[Start of section]

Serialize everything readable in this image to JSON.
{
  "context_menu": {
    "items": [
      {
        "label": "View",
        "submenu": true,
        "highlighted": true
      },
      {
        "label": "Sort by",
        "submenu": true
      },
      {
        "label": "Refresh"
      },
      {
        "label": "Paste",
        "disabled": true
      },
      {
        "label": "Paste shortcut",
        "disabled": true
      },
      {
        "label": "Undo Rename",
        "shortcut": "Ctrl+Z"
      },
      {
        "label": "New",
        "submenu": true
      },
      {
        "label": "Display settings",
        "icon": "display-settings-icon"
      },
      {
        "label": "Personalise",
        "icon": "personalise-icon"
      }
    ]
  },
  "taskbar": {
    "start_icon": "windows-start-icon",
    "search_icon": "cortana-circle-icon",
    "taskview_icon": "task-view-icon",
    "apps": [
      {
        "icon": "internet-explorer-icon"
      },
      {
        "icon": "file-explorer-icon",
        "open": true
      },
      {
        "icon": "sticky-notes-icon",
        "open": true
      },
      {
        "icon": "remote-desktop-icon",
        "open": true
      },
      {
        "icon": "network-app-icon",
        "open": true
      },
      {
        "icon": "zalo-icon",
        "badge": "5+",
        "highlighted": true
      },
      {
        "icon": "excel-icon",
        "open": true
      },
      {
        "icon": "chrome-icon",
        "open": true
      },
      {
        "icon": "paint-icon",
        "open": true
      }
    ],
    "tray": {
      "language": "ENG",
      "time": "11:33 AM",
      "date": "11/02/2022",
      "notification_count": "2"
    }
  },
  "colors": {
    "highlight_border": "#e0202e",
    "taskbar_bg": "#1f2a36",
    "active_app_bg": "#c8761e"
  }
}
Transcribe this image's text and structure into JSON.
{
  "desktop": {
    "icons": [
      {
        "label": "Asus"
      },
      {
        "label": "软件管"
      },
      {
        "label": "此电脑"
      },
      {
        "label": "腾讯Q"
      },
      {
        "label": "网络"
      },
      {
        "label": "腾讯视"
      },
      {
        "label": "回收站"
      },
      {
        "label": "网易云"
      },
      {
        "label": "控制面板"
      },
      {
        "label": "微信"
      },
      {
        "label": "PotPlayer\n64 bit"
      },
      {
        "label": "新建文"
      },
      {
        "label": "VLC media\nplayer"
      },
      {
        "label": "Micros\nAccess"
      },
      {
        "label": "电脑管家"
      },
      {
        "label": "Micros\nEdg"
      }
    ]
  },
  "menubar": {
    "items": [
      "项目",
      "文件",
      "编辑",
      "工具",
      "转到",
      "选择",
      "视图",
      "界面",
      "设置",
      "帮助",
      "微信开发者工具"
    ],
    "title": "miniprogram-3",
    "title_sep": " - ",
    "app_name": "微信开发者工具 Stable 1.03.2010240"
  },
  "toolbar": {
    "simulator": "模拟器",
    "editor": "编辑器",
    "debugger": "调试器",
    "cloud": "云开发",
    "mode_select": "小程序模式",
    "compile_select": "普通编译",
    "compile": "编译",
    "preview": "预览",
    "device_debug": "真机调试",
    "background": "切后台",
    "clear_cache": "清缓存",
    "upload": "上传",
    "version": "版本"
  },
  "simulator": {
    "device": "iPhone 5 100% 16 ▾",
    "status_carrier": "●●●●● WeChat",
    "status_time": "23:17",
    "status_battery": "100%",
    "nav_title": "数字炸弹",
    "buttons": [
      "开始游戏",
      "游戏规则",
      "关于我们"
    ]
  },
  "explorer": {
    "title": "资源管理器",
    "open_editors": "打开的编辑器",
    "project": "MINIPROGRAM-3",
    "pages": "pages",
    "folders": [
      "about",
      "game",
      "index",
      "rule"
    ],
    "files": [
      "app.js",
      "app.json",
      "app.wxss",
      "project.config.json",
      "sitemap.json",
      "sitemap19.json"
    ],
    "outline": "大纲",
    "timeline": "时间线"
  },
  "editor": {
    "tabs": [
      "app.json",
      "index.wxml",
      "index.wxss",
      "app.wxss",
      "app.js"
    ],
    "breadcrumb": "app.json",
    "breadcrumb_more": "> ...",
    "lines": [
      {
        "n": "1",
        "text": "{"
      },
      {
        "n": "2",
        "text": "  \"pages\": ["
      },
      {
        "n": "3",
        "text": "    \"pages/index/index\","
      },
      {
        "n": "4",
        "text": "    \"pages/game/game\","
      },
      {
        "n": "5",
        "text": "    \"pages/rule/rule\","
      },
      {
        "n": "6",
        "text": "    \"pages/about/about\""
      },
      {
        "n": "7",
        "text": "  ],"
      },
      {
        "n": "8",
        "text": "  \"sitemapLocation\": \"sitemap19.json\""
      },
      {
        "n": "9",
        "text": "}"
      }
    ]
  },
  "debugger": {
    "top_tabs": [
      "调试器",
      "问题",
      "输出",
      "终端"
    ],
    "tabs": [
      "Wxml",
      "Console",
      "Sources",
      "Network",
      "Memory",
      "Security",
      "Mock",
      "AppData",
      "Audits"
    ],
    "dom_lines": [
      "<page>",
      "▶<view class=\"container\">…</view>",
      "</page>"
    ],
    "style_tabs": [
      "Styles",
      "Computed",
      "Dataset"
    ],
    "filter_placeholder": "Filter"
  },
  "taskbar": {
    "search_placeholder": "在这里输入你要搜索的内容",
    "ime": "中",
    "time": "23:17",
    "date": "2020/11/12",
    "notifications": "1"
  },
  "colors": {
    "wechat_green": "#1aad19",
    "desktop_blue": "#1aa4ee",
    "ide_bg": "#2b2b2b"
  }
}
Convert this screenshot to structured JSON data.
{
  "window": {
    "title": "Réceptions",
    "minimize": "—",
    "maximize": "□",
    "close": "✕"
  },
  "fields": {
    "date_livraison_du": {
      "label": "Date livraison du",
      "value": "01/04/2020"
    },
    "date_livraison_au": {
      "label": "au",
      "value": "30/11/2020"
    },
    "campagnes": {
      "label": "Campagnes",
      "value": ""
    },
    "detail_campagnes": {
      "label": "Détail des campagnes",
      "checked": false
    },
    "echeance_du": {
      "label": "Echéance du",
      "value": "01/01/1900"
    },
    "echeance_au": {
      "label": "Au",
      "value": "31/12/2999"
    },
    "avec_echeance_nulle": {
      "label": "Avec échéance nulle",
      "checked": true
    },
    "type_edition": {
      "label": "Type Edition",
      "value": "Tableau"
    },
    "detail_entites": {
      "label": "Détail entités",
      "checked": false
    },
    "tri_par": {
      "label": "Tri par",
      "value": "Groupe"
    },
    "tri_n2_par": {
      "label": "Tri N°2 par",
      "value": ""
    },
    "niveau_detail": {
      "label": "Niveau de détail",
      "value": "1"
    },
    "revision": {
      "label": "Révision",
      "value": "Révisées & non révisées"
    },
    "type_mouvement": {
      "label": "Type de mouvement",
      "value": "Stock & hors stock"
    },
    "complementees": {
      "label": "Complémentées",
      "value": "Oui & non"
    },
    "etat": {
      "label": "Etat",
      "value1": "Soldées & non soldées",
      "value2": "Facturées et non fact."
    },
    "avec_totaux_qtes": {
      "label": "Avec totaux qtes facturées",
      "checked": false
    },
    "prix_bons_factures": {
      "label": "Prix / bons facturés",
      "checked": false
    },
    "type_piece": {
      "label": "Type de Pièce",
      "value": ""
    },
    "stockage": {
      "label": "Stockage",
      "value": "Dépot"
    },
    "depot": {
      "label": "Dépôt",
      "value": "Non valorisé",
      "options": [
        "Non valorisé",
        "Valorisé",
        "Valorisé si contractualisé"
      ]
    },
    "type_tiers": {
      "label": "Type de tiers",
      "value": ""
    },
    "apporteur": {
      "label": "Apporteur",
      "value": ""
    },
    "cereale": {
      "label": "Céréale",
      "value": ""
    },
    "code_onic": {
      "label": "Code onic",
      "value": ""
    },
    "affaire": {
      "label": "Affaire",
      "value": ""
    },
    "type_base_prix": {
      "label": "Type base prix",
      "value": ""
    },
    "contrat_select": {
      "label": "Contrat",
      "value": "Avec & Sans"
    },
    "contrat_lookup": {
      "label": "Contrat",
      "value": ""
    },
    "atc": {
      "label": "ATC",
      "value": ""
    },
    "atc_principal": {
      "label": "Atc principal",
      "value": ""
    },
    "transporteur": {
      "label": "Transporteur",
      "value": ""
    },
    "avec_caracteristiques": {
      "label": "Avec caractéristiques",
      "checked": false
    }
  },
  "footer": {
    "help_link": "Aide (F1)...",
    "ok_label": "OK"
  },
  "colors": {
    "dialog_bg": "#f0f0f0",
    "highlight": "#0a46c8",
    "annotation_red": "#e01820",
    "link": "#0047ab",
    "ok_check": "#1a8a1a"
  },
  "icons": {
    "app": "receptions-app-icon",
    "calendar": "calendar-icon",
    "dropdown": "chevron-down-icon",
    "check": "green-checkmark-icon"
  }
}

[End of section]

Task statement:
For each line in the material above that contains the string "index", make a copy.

Result of this task:
      "index",
      "index.wxml",
      "index.wxss",
        "text": "    \"pages/index/index\","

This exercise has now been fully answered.